# [Supplied information]
════════════════════

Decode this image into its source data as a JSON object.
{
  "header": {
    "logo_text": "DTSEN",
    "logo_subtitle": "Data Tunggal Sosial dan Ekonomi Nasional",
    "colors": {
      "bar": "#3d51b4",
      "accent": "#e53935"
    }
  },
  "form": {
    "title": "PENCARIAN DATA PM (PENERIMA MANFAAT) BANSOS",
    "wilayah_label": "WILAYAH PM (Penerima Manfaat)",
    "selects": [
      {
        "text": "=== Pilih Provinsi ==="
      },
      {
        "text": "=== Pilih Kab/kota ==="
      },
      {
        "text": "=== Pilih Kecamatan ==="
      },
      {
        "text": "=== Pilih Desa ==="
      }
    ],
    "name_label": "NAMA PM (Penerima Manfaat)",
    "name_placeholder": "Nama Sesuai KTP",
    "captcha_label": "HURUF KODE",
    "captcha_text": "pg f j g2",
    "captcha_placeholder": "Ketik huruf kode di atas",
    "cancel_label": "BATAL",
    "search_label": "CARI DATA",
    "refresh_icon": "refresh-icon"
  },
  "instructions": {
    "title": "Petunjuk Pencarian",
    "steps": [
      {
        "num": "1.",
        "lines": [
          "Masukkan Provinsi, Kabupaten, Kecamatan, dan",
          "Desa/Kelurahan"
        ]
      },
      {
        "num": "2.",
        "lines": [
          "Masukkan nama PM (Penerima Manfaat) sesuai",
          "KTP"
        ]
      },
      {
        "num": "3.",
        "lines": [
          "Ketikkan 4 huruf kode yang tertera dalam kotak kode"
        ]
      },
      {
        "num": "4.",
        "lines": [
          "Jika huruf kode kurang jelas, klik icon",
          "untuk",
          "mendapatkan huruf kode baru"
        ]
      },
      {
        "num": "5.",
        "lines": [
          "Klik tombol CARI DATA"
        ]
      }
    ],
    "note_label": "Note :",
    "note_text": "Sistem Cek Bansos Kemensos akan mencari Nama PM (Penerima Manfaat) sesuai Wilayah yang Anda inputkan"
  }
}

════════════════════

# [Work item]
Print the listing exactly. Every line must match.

# [Output of the exercise]
Decode this image into its source data as a JSON object.
{
  "header": {
    "logo_text": "DTSEN",
    "logo_subtitle": "Data Tunggal Sosial dan Ekonomi Nasional",
    "colors": {
      "bar": "#3d51b4",
      "accent": "#e53935"
    }
  },
  "form": {
    "title": "PENCARIAN DATA PM (PENERIMA MANFAAT) BANSOS",
    "wilayah_label": "WILAYAH PM (Penerima Manfaat)",
    "selects": [
      {
        "text": "=== Pilih Provinsi ==="
      },
      {
        "text": "=== Pilih Kab/kota ==="
      },
      {
        "text": "=== Pilih Kecamatan ==="
      },
      {
        "text": "=== Pilih Desa ==="
      }
    ],
    "name_label": "NAMA PM (Penerima Manfaat)",
    "name_placeholder": "Nama Sesuai KTP",
    "captcha_label": "HURUF KODE",
    "captcha_text": "pg f j g2",
    "captcha_placeholder": "Ketik huruf kode di atas",
    "cancel_label": "BATAL",
    "search_label": "CARI DATA",
    "refresh_icon": "refresh-icon"
  },
  "instructions": {
    "title": "Petunjuk Pencarian",
    "steps": [
      {
        "num": "1.",
        "lines": [
          "Masukkan Provinsi, Kabupaten, Kecamatan, dan",
          "Desa/Kelurahan"
        ]
      },
      {
        "num": "2.",
        "lines": [
          "Masukkan nama PM (Penerima Manfaat) sesuai",
          "KTP"
        ]
      },
      {
        "num": "3.",
        "lines": [
          "Ketikkan 4 huruf kode yang tertera dalam kotak kode"
        ]
      },
      {
        "num": "4.",
        "lines": [
          "Jika huruf kode kurang jelas, klik icon",
          "untuk",
          "mendapatkan huruf kode baru"
        ]
      },
      {
        "num": "5.",
        "lines": [
          "Klik tombol CARI DATA"
        ]
      }
    ],
    "note_label": "Note :",
    "note_text": "Sistem Cek Bansos Kemensos akan mencari Nama PM (Penerima Manfaat) sesuai Wilayah yang Anda inputkan"
  }
}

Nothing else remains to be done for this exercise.